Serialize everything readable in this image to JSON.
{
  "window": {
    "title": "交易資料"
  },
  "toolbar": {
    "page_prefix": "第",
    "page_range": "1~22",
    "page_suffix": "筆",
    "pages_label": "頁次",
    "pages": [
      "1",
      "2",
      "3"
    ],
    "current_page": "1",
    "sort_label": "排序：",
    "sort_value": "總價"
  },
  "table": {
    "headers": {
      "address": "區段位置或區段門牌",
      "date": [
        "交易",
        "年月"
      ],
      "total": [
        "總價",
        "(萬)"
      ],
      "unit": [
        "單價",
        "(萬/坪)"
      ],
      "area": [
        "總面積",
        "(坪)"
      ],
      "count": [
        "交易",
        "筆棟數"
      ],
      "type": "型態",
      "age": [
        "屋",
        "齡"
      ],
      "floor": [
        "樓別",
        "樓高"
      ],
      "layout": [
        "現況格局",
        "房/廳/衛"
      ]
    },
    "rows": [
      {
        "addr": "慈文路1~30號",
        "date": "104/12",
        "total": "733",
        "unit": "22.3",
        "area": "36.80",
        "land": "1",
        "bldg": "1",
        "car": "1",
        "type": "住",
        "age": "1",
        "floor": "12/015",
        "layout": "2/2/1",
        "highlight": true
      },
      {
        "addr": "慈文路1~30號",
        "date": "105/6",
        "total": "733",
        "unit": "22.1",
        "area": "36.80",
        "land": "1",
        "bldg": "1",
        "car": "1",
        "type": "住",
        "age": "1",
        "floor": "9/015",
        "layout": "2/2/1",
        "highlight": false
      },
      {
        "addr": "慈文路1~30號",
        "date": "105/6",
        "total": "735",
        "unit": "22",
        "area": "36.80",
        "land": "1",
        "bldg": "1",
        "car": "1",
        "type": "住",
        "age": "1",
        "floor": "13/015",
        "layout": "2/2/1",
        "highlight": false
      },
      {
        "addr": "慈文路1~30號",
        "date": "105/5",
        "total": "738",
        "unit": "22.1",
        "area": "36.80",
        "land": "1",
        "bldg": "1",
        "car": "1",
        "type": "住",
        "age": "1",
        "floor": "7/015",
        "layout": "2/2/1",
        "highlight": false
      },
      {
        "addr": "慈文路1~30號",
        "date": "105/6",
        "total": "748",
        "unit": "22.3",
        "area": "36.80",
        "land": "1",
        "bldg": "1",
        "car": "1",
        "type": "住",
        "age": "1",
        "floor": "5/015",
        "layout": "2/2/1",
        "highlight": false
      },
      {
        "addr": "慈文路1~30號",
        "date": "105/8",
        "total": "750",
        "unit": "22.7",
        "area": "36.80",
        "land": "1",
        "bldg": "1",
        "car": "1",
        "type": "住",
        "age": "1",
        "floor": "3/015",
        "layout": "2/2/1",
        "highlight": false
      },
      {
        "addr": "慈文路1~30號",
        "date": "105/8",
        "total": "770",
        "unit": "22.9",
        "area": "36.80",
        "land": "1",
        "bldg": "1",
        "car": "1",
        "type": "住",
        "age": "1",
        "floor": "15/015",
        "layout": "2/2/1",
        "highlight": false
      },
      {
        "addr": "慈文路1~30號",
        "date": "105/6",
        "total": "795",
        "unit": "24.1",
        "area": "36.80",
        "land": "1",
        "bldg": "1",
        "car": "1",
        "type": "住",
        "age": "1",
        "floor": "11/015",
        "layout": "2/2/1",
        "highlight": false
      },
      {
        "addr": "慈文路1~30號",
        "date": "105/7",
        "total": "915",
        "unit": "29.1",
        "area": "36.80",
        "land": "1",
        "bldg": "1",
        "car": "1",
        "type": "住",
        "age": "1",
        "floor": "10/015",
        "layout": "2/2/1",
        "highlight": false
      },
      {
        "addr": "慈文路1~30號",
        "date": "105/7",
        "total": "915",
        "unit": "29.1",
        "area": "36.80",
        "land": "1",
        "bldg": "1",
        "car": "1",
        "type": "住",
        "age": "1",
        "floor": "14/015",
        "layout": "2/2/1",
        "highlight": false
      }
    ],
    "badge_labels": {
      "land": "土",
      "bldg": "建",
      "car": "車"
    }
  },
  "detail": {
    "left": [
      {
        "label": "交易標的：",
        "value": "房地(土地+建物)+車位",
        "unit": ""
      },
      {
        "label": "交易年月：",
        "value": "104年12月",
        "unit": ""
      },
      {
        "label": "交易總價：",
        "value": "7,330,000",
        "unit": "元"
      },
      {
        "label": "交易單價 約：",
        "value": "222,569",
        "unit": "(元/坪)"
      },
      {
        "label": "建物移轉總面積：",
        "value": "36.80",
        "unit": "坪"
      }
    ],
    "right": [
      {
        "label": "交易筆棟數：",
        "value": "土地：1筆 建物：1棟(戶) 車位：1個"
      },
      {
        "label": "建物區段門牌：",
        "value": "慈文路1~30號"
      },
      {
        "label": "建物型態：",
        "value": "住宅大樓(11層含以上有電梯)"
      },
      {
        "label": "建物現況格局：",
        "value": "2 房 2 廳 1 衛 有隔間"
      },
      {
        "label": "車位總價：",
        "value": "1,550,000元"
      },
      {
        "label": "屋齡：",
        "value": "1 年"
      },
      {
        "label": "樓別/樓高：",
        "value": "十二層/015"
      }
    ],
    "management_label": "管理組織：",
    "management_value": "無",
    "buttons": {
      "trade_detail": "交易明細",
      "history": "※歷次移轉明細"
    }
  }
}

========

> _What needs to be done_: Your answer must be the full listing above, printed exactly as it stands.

> _Task response_:
Serialize everything readable in this image to JSON.
{
  "window": {
    "title": "交易資料"
  },
  "toolbar": {
    "page_prefix": "第",
    "page_range": "1~22",
    "page_suffix": "筆",
    "pages_label": "頁次",
    "pages": [
      "1",
      "2",
      "3"
    ],
    "current_page": "1",
    "sort_label": "排序：",
    "sort_value": "總價"
  },
  "table": {
    "headers": {
      "address": "區段位置或區段門牌",
      "date": [
        "交易",
        "年月"
      ],
      "total": [
        "總價",
        "(萬)"
      ],
      "unit": [
        "單價",
        "(萬/坪)"
      ],
      "area": [
        "總面積",
        "(坪)"
      ],
      "count": [
        "交易",
        "筆棟數"
      ],
      "type": "型態",
      "age": [
        "屋",
        "齡"
      ],
      "floor": [
        "樓別",
        "樓高"
      ],
      "layout": [
        "現況格局",
        "房/廳/衛"
      ]
    },
    "rows": [
      {
        "addr": "慈文路1~30號",
        "date": "104/12",
        "total": "733",
        "unit": "22.3",
        "area": "36.80",
        "land": "1",
        "bldg": "1",
        "car": "1",
        "type": "住",
        "age": "1",
        "floor": "12/015",
        "layout": "2/2/1",
        "highlight": true
      },
      {
        "addr": "慈文路1~30號",
        "date": "105/6",
        "total": "733",
        "unit": "22.1",
        "area": "36.80",
        "land": "1",
        "bldg": "1",
        "car": "1",
        "type": "住",
        "age": "1",
        "floor": "9/015",
        "layout": "2/2/1",
        "highlight": false
      },
      {
        "addr": "慈文路1~30號",
        "date": "105/6",
        "total": "735",
        "unit": "22",
        "area": "36.80",
        "land": "1",
        "bldg": "1",
        "car": "1",
        "type": "住",
        "age": "1",
        "floor": "13/015",
        "layout": "2/2/1",
        "highlight": false
      },
      {
        "addr": "慈文路1~30號",
        "date": "105/5",
        "total": "738",
        "unit": "22.1",
        "area": "36.80",
        "land": "1",
        "bldg": "1",
        "car": "1",
        "type": "住",
        "age": "1",
        "floor": "7/015",
        "layout": "2/2/1",
        "highlight": false
      },
      {
        "addr": "慈文路1~30號",
        "date": "105/6",
        "total": "748",
        "unit": "22.3",
        "area": "36.80",
        "land": "1",
        "bldg": "1",
        "car": "1",
        "type": "住",
        "age": "1",
        "floor": "5/015",
        "layout": "2/2/1",
        "highlight": false
      },
      {
        "addr": "慈文路1~30號",
        "date": "105/8",
        "total": "750",
        "unit": "22.7",
        "area": "36.80",
        "land": "1",
        "bldg": "1",
        "car": "1",
        "type": "住",
        "age": "1",
        "floor": "3/015",
        "layout": "2/2/1",
        "highlight": false
      },
      {
        "addr": "慈文路1~30號",
        "date": "105/8",
        "total": "770",
        "unit": "22.9",
        "area": "36.80",
        "land": "1",
        "bldg": "1",
        "car": "1",
        "type": "住",
        "age": "1",
        "floor": "15/015",
        "layout": "2/2/1",
        "highlight": false
      },
      {
        "addr": "慈文路1~30號",
        "date": "105/6",
        "total": "795",
        "unit": "24.1",
        "area": "36.80",
        "land": "1",
        "bldg": "1",
        "car": "1",
        "type": "住",
        "age": "1",
        "floor": "11/015",
        "layout": "2/2/1",
        "highlight": false
      },
      {
        "addr": "慈文路1~30號",
        "date": "105/7",
        "total": "915",
        "unit": "29.1",
        "area": "36.80",
        "land": "1",
        "bldg": "1",
        "car": "1",
        "type": "住",
        "age": "1",
        "floor": "10/015",
        "layout": "2/2/1",
        "highlight": false
      },
      {
        "addr": "慈文路1~30號",
        "date": "105/7",
        "total": "915",
        "unit": "29.1",
        "area": "36.80",
        "land": "1",
        "bldg": "1",
        "car": "1",
        "type": "住",
        "age": "1",
        "floor": "14/015",
        "layout": "2/2/1",
        "highlight": false
      }
    ],
    "badge_labels": {
      "land": "土",
      "bldg": "建",
      "car": "車"
    }
  },
  "detail": {
    "left": [
      {
        "label": "交易標的：",
        "value": "房地(土地+建物)+車位",
        "unit": ""
      },
      {
        "label": "交易年月：",
        "value": "104年12月",
        "unit": ""
      },
      {
        "label": "交易總價：",
        "value": "7,330,000",
        "unit": "元"
      },
      {
        "label": "交易單價 約：",
        "value": "222,569",
        "unit": "(元/坪)"
      },
      {
        "label": "建物移轉總面積：",
        "value": "36.80",
        "unit": "坪"
      }
    ],
    "right": [
      {
        "label": "交易筆棟數：",
        "value": "土地：1筆 建物：1棟(戶) 車位：1個"
      },
      {
        "label": "建物區段門牌：",
        "value": "慈文路1~30號"
      },
      {
        "label": "建物型態：",
        "value": "住宅大樓(11層含以上有電梯)"
      },
      {
        "label": "建物現況格局：",
        "value": "2 房 2 廳 1 衛 有隔間"
      },
      {
        "label": "車位總價：",
        "value": "1,550,000元"
      },
      {
        "label": "屋齡：",
        "value": "1 年"
      },
      {
        "label": "樓別/樓高：",
        "value": "十二層/015"
      }
    ],
    "management_label": "管理組織：",
    "management_value": "無",
    "buttons": {
      "trade_detail": "交易明細",
      "history": "※歷次移轉明細"
    }
  }
}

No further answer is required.